Out of the listing below, copy every line that carries the string "time".

[[ DATA EXCERPTS, beginning ]]

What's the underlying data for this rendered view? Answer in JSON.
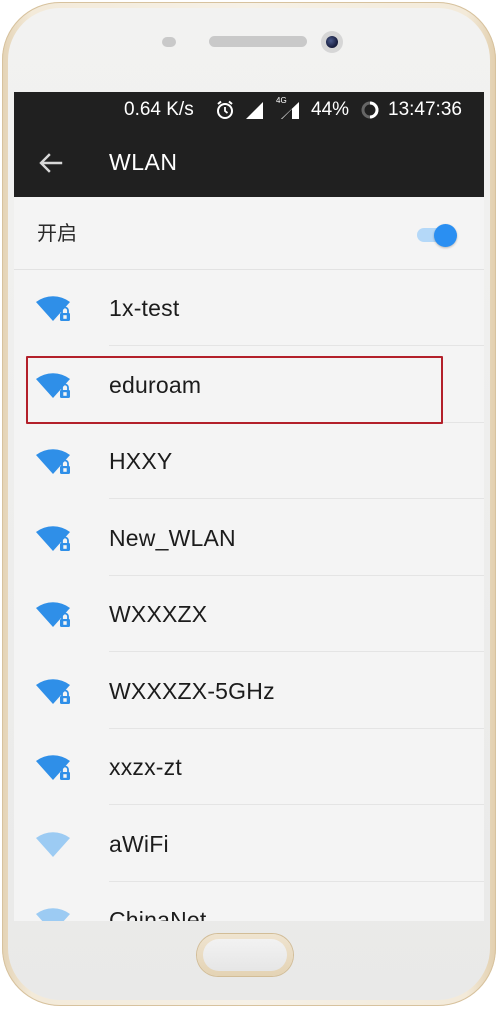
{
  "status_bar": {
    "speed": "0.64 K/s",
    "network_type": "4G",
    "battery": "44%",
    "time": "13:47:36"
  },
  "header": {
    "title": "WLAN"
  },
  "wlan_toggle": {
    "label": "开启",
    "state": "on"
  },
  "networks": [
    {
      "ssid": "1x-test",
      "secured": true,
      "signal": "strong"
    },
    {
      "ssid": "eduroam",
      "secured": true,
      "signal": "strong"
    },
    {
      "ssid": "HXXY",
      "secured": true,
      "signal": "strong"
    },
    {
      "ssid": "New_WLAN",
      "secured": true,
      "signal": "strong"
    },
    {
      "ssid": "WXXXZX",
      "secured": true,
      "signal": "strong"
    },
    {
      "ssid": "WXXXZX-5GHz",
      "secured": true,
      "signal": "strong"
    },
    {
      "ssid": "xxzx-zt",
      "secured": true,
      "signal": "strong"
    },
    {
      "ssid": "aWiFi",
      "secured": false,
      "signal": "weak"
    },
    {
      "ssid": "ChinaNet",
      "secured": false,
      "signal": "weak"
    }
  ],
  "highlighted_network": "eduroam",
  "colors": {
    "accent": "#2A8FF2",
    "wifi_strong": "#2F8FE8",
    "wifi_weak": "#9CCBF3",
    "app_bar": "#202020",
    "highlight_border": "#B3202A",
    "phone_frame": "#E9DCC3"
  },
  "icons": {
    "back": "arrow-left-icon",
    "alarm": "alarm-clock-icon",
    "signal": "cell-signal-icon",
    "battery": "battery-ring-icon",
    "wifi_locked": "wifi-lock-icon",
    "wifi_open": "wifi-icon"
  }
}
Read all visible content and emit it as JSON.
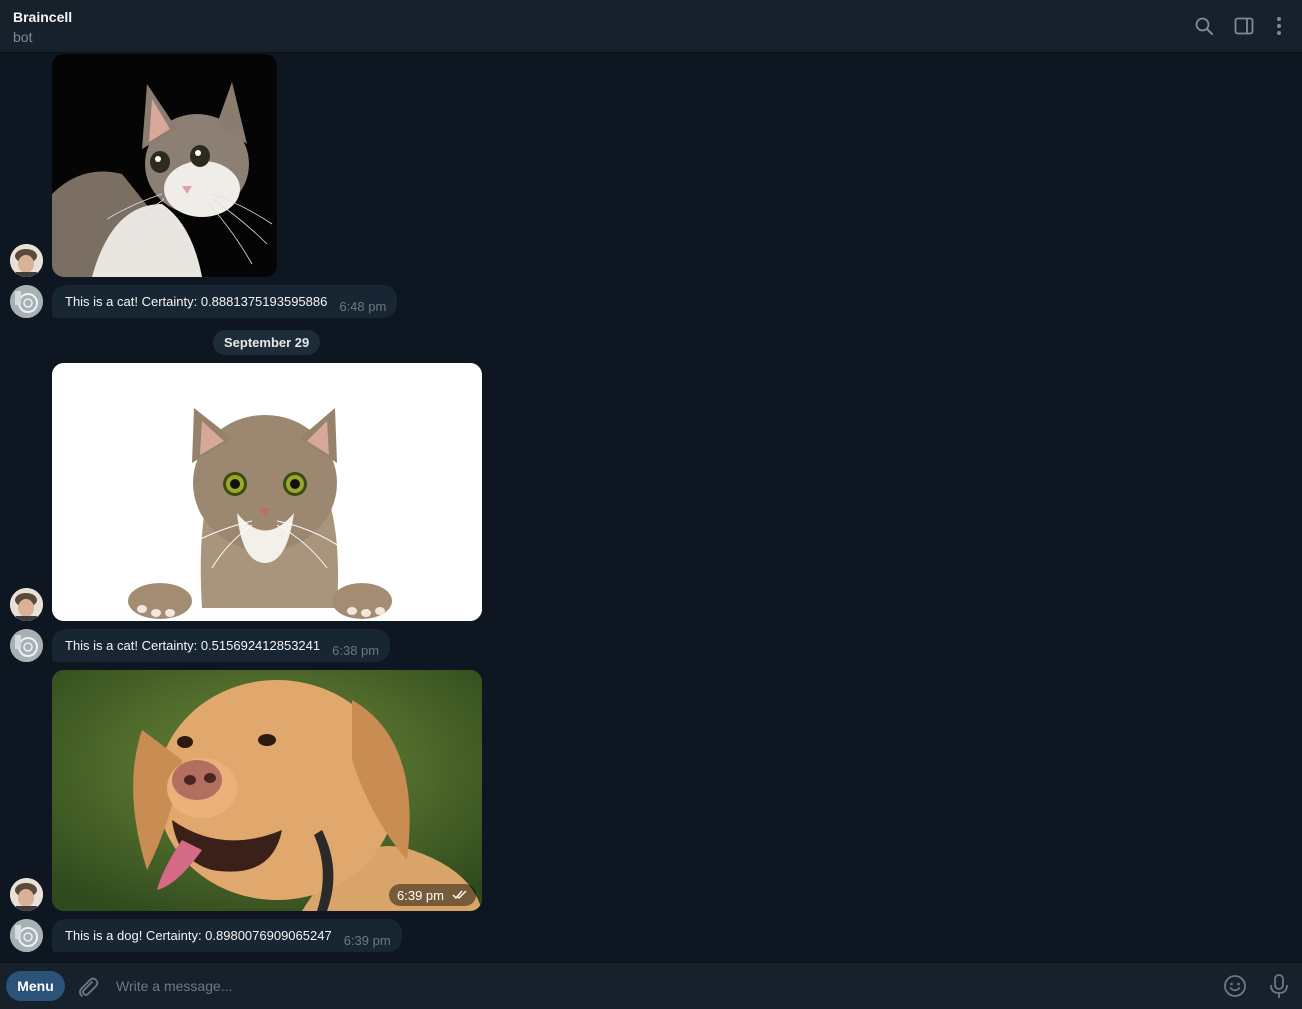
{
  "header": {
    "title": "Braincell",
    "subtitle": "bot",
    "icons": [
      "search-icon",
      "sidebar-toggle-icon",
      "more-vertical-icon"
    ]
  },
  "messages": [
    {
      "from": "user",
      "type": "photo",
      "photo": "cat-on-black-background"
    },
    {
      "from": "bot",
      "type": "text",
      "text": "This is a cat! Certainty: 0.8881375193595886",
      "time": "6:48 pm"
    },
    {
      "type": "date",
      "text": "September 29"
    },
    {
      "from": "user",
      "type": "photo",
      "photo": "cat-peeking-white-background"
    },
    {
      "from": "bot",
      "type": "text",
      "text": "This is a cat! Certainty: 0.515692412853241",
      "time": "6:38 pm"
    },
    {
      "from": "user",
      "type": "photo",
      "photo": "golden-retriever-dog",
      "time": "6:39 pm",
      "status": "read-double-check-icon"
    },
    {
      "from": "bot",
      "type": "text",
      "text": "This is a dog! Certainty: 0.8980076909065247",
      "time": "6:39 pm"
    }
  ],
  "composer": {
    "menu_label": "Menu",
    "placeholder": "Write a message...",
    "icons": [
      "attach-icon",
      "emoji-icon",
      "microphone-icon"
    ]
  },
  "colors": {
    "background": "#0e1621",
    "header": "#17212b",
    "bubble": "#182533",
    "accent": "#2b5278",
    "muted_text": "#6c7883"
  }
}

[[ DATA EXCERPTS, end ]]
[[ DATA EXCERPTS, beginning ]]

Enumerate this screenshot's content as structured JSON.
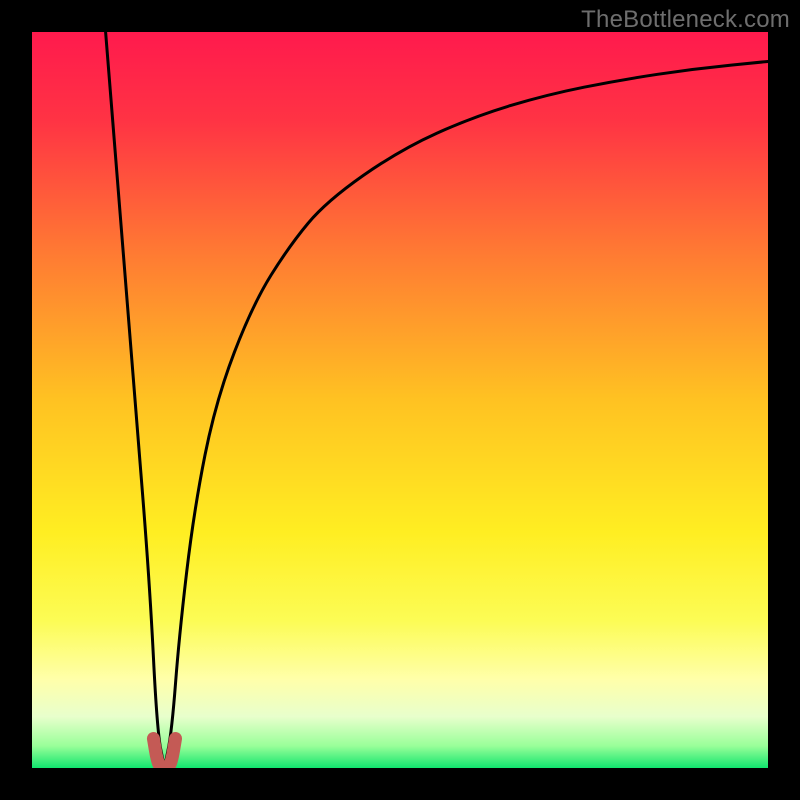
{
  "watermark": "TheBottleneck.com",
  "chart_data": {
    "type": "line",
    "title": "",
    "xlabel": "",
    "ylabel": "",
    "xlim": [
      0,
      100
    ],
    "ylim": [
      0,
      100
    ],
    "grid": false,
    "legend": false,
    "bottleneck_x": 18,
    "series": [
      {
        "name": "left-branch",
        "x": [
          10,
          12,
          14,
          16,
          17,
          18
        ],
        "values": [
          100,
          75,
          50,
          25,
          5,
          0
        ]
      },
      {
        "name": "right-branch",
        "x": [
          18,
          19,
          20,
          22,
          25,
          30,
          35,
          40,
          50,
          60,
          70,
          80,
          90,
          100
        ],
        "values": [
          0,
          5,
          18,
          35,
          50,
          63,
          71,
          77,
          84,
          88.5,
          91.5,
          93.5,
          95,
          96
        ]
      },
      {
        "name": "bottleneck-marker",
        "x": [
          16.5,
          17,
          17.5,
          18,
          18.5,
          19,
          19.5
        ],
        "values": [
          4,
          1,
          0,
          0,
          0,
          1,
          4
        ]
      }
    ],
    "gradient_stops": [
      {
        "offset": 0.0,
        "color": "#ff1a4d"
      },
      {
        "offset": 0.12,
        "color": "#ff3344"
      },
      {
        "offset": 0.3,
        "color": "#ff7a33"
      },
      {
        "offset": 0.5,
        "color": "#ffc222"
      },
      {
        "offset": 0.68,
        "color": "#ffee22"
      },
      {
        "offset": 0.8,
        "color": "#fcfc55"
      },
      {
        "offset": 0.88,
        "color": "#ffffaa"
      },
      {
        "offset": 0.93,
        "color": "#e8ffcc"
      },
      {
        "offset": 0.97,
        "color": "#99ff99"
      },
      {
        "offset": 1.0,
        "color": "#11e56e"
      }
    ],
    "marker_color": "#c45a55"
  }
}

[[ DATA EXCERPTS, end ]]

◆ EXPECTED ANSWER:
    "time": "13:47:36"
      "time": "6:48 pm"
      "time": "6:38 pm"
      "time": "6:39 pm",
      "time": "6:39 pm"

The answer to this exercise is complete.